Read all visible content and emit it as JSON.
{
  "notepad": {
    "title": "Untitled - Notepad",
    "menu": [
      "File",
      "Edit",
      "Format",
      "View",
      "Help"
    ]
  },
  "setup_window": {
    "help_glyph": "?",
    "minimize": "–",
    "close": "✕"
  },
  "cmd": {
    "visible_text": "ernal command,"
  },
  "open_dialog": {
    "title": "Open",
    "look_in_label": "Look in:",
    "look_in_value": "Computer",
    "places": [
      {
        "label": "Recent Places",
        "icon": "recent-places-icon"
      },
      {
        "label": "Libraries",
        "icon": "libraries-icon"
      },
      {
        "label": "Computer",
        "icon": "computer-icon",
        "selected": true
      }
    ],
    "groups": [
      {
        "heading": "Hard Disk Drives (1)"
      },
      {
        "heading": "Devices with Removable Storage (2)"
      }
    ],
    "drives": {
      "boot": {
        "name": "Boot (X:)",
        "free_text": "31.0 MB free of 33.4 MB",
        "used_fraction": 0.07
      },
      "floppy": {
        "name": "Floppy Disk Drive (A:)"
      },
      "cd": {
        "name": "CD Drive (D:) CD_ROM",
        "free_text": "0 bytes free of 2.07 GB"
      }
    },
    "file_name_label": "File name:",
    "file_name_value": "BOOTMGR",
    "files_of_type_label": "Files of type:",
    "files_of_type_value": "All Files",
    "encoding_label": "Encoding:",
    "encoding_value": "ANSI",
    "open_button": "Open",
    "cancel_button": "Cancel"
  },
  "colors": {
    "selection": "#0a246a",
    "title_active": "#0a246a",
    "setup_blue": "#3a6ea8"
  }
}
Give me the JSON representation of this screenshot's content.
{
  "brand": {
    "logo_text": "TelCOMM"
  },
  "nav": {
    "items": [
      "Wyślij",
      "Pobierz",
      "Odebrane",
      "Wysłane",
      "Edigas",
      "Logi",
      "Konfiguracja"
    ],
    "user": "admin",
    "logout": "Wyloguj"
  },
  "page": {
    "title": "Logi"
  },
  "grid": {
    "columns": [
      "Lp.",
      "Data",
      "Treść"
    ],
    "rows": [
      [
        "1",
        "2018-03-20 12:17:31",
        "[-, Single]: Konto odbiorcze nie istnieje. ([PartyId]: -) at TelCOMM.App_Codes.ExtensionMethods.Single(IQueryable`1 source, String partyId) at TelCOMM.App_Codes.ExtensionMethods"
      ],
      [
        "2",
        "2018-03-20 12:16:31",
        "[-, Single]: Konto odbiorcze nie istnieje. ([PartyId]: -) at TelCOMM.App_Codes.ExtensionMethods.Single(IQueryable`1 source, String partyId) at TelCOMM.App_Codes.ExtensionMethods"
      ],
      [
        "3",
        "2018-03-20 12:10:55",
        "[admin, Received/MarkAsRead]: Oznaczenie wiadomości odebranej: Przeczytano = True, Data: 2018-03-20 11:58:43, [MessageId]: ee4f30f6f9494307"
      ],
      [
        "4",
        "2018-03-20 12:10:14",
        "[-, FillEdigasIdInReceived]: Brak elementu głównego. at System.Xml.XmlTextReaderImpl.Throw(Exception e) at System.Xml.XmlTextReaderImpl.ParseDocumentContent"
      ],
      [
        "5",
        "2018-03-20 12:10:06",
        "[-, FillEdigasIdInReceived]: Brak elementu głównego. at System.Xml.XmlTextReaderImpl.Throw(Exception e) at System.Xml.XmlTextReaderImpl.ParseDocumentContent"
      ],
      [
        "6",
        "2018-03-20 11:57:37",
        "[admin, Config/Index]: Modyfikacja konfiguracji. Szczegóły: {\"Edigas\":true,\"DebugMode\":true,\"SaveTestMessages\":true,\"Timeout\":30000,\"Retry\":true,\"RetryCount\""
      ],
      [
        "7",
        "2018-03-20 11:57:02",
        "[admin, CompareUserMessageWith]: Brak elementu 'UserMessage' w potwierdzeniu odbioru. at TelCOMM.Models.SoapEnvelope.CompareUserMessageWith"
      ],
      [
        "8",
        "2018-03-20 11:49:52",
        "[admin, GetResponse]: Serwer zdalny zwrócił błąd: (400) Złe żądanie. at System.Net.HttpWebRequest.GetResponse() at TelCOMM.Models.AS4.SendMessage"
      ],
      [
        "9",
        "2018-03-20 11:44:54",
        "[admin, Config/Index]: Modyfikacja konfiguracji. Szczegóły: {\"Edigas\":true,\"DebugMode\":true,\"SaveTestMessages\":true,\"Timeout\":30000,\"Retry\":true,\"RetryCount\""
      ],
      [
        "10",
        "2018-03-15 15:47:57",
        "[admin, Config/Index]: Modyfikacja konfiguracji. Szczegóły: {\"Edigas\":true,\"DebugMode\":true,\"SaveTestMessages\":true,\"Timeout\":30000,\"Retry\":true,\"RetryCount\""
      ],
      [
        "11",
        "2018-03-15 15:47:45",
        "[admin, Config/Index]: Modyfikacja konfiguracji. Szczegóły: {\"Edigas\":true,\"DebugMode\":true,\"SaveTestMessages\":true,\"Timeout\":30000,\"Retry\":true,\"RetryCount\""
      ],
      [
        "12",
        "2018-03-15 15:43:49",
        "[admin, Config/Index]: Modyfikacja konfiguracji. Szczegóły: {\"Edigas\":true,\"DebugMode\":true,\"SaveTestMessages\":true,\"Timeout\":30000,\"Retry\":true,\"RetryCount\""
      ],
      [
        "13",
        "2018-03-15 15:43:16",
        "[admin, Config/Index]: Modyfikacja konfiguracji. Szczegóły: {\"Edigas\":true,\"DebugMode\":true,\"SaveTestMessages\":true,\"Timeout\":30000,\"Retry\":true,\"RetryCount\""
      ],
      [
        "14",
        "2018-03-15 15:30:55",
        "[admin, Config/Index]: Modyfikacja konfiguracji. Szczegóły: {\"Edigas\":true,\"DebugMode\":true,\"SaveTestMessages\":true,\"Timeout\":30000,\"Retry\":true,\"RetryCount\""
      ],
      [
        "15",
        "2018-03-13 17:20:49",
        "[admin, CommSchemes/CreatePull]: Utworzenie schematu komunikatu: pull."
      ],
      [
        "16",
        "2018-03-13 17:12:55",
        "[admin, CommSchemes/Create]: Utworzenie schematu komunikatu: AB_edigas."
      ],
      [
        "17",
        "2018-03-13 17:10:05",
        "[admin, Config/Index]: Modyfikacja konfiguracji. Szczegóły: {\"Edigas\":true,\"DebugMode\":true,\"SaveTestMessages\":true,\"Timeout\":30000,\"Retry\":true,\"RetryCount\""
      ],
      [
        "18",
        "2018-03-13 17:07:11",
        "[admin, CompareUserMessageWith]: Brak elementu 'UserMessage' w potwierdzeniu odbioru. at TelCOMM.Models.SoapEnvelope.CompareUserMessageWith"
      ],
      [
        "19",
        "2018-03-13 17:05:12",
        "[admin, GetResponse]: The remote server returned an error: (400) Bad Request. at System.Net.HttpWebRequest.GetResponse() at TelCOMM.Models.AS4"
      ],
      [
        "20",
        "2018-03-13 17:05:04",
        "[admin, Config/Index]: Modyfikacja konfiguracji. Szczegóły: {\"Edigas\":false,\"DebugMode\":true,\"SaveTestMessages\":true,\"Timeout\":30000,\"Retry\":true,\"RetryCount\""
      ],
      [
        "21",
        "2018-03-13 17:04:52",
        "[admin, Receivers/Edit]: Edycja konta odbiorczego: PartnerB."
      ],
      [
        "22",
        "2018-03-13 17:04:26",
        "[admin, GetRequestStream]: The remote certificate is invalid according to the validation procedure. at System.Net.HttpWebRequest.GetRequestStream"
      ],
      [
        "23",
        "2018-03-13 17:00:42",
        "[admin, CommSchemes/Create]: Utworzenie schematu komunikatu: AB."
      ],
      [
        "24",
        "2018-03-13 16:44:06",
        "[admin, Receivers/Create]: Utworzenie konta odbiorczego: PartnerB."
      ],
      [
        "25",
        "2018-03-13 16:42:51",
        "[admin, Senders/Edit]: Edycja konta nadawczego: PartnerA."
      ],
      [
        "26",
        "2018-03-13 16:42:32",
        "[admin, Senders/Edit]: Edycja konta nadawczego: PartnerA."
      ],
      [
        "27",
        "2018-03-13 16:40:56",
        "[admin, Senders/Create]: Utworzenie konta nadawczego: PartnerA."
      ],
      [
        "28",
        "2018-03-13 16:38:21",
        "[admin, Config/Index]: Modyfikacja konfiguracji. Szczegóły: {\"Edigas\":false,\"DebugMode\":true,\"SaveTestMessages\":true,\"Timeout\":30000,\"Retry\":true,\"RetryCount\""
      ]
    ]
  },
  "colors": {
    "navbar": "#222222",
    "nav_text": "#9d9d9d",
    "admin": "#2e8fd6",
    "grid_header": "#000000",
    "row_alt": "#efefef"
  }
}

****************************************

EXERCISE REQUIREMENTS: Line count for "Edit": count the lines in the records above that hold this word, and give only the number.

THE COMPLETED TASK: 4